# [SOURCE DATA]
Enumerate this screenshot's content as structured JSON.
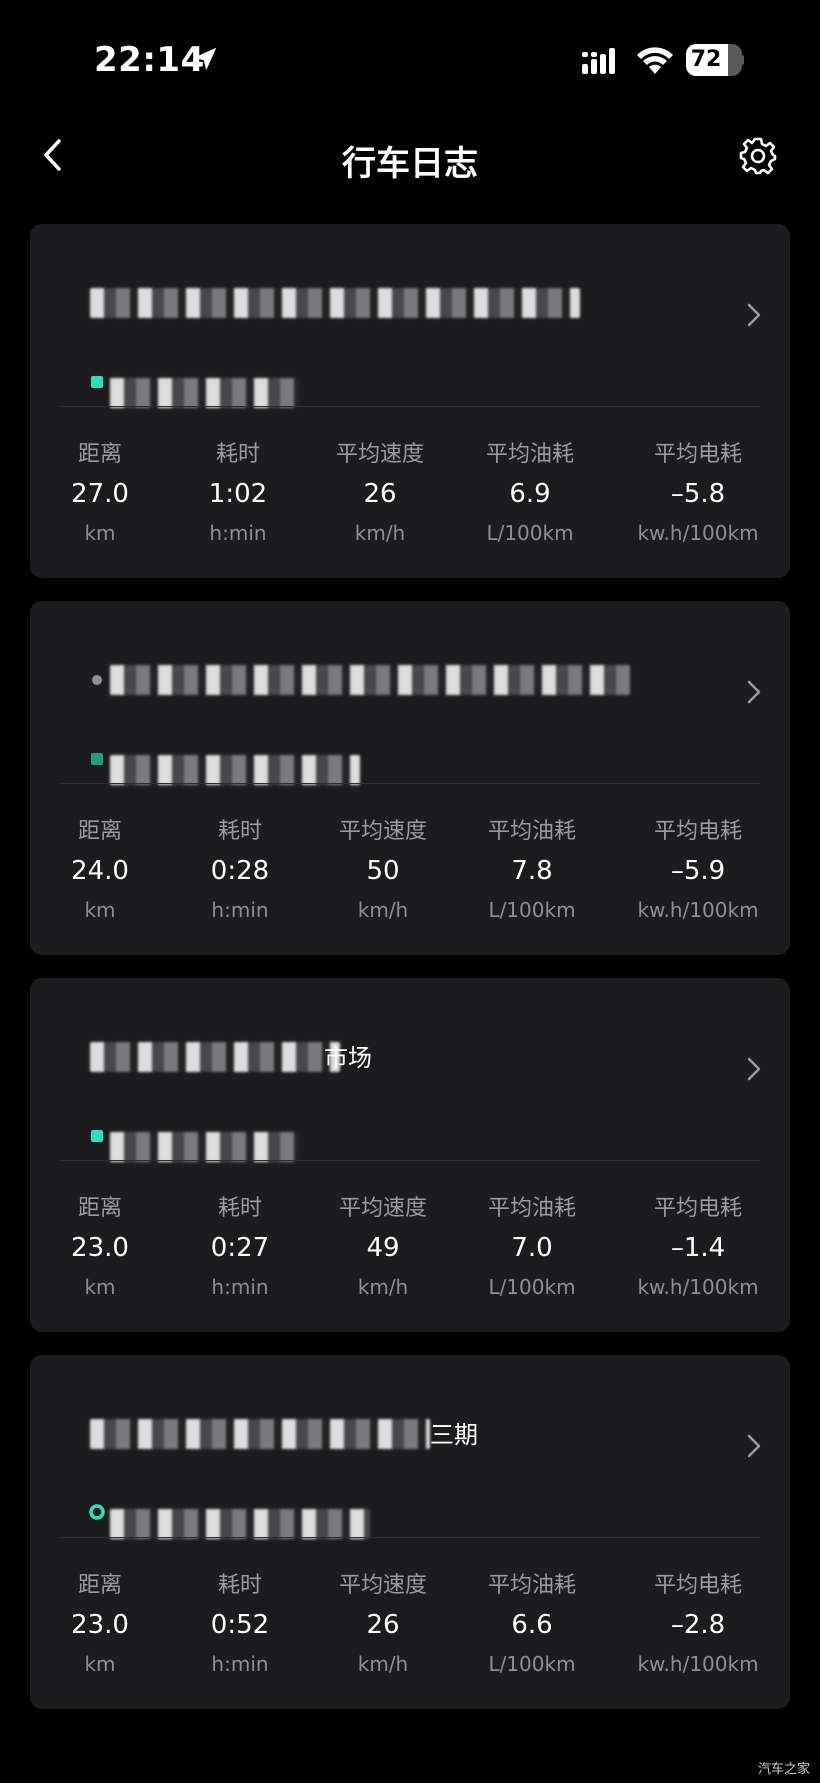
{
  "status_bar": {
    "time": "22:14",
    "battery": "72",
    "icons": [
      "location-arrow-icon",
      "cellular-signal-icon",
      "wifi-icon",
      "battery-icon"
    ]
  },
  "nav": {
    "title": "行车日志",
    "back_icon": "chevron-left-icon",
    "settings_icon": "gear-icon"
  },
  "stat_labels": [
    "距离",
    "耗时",
    "平均速度",
    "平均油耗",
    "平均电耗"
  ],
  "stat_units": [
    "km",
    "h:min",
    "km/h",
    "L/100km",
    "kw.h/100km"
  ],
  "trips": [
    {
      "start_text": "",
      "end_text": "",
      "values": [
        "27.0",
        "1:02",
        "26",
        "6.9",
        "–5.8"
      ]
    },
    {
      "start_text": "",
      "end_text": "",
      "values": [
        "24.0",
        "0:28",
        "50",
        "7.8",
        "–5.9"
      ]
    },
    {
      "start_text": "市场",
      "end_text": "",
      "values": [
        "23.0",
        "0:27",
        "49",
        "7.0",
        "–1.4"
      ]
    },
    {
      "start_text": "三期",
      "end_text": "",
      "values": [
        "23.0",
        "0:52",
        "26",
        "6.6",
        "–2.8"
      ]
    }
  ],
  "colors": {
    "background": "#000000",
    "card": "#1c1c1e",
    "accent": "#2ee0b5",
    "label": "#9a9aa0"
  },
  "watermark": "汽车之家"
}
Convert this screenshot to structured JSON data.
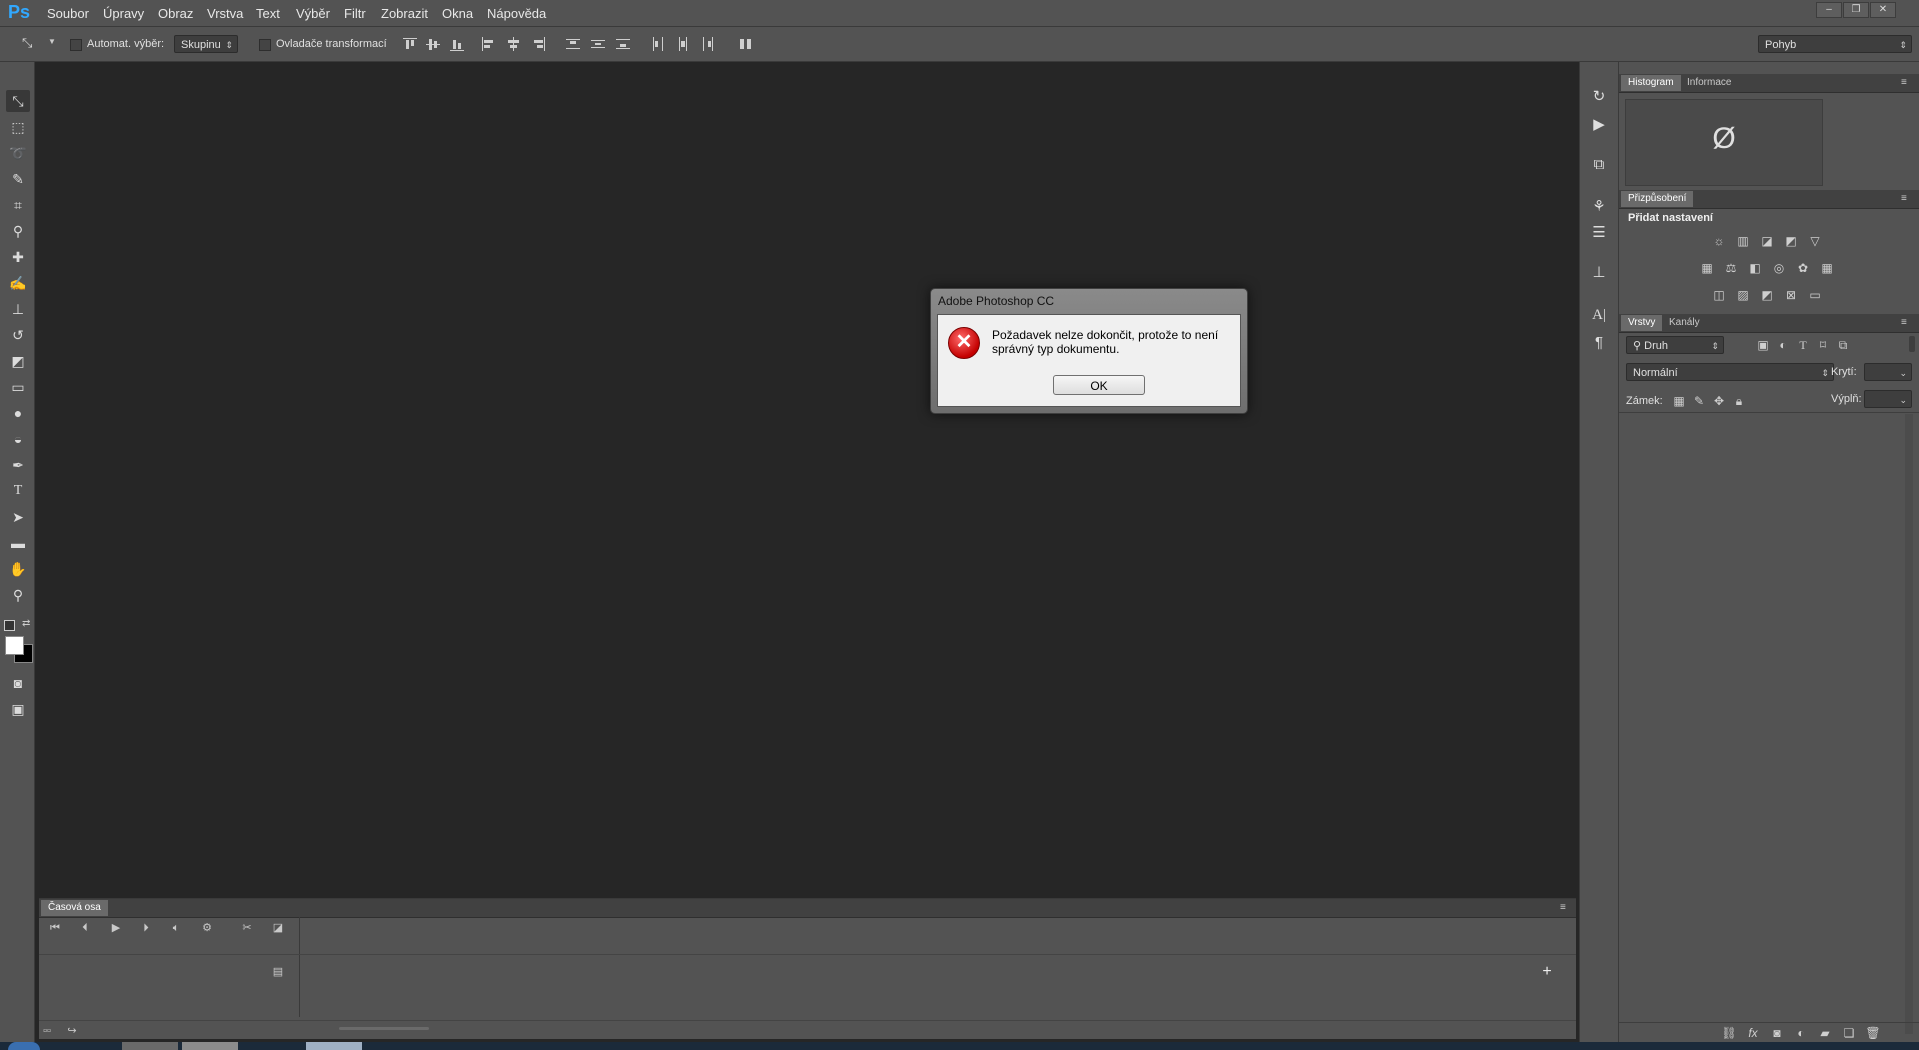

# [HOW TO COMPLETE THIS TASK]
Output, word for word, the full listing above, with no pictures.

# [TASK RESULT]
Enumerate this screenshot's content as structured JSON.
{
  "status_bar": {
    "time": "22:14",
    "battery": "72",
    "icons": [
      "location-arrow-icon",
      "cellular-signal-icon",
      "wifi-icon",
      "battery-icon"
    ]
  },
  "nav": {
    "title": "行车日志",
    "back_icon": "chevron-left-icon",
    "settings_icon": "gear-icon"
  },
  "stat_labels": [
    "距离",
    "耗时",
    "平均速度",
    "平均油耗",
    "平均电耗"
  ],
  "stat_units": [
    "km",
    "h:min",
    "km/h",
    "L/100km",
    "kw.h/100km"
  ],
  "trips": [
    {
      "start_text": "",
      "end_text": "",
      "values": [
        "27.0",
        "1:02",
        "26",
        "6.9",
        "–5.8"
      ]
    },
    {
      "start_text": "",
      "end_text": "",
      "values": [
        "24.0",
        "0:28",
        "50",
        "7.8",
        "–5.9"
      ]
    },
    {
      "start_text": "市场",
      "end_text": "",
      "values": [
        "23.0",
        "0:27",
        "49",
        "7.0",
        "–1.4"
      ]
    },
    {
      "start_text": "三期",
      "end_text": "",
      "values": [
        "23.0",
        "0:52",
        "26",
        "6.6",
        "–2.8"
      ]
    }
  ],
  "colors": {
    "background": "#000000",
    "card": "#1c1c1e",
    "accent": "#2ee0b5",
    "label": "#9a9aa0"
  },
  "watermark": "汽车之家"
}
Convert this screenshot to structured JSON data.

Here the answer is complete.